EXERCISE PROMPT ▸
Some lines of the records below include the word "page". Report how many, and write nothing besides the number.

------ INPUT RECORDS ------

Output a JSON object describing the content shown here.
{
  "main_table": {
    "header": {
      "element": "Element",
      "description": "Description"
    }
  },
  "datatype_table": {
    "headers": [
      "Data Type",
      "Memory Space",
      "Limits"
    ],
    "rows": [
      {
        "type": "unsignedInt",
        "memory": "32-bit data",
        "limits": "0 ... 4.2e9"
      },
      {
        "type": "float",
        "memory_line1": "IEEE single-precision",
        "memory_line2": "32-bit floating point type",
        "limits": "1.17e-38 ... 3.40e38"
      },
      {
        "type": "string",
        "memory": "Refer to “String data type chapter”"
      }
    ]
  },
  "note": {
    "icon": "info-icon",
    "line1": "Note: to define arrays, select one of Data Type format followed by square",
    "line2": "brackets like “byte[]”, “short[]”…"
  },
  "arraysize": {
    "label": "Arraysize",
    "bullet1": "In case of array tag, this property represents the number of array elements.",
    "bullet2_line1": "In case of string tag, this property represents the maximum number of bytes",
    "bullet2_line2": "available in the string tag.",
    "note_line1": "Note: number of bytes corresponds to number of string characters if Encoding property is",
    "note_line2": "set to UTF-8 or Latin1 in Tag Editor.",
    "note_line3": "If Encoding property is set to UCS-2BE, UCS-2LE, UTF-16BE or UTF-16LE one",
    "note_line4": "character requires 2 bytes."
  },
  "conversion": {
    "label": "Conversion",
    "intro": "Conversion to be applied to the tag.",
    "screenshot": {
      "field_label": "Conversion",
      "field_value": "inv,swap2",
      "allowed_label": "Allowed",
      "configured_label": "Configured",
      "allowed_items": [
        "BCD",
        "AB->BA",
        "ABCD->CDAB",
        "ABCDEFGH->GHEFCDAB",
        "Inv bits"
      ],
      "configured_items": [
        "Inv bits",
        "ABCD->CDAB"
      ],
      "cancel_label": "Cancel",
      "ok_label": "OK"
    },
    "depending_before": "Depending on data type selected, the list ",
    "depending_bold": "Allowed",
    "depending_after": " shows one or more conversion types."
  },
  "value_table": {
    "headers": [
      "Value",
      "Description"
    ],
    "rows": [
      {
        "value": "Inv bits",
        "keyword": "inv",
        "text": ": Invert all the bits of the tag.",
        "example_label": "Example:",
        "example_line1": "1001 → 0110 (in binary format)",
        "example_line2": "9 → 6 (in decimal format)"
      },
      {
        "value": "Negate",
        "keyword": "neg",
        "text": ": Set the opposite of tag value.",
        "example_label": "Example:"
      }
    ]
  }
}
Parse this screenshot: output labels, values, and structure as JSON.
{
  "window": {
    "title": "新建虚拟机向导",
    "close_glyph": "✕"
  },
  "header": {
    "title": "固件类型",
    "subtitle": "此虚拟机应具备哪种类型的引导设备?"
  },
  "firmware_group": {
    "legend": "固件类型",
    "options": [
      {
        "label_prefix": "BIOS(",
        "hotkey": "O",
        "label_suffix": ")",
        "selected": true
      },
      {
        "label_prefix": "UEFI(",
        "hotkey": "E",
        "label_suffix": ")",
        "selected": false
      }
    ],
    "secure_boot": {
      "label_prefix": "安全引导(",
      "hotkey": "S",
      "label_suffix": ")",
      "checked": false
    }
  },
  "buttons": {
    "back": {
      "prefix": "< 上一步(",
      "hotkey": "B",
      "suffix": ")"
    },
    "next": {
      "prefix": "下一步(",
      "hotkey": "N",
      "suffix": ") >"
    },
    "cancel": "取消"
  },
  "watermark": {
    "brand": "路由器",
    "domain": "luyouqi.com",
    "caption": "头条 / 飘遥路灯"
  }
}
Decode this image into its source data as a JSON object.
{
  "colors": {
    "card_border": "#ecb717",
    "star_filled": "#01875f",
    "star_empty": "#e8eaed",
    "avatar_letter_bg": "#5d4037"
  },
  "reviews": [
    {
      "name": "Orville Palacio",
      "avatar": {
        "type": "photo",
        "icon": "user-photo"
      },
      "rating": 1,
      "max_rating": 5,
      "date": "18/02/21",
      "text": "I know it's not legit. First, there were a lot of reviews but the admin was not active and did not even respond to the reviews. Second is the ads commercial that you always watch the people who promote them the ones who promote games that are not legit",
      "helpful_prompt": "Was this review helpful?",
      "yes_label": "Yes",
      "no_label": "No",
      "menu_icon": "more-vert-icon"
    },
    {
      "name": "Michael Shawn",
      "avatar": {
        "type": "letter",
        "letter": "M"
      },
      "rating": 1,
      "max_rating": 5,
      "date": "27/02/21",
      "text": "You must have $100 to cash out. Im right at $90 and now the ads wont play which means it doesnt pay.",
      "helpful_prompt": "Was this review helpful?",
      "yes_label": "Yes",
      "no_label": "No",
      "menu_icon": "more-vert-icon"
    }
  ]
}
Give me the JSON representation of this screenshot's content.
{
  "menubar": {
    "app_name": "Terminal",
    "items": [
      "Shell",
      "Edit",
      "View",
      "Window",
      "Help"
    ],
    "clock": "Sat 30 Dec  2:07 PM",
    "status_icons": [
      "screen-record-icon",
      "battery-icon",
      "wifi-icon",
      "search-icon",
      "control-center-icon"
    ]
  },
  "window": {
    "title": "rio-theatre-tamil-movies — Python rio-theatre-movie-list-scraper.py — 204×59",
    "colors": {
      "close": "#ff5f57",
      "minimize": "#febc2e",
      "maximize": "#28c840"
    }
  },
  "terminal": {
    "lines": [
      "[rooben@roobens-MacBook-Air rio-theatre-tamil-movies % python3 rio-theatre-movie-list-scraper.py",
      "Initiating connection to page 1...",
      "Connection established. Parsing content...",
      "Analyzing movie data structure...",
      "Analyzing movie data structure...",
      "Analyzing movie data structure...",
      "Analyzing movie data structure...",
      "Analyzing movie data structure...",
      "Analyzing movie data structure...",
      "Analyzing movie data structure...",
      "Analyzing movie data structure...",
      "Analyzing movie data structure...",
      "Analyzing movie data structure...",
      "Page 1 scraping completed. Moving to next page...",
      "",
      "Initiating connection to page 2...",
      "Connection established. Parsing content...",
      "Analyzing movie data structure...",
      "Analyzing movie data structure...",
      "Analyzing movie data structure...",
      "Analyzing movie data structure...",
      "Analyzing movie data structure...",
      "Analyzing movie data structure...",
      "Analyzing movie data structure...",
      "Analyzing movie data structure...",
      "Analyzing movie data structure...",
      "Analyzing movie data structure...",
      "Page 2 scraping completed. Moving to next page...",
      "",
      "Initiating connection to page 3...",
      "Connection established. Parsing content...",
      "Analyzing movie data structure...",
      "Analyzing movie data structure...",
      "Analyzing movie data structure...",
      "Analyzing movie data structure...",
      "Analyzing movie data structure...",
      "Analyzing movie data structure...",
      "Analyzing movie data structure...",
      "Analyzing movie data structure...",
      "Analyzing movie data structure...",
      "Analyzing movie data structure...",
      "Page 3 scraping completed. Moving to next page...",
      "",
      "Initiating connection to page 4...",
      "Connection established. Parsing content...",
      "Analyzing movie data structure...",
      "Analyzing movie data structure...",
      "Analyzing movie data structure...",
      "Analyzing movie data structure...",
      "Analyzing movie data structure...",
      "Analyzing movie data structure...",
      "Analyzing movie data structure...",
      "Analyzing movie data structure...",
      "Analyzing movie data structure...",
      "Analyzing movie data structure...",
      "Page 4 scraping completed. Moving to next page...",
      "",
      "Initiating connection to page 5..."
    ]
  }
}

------

RESULT FOR THIS EXERCISE ▸
9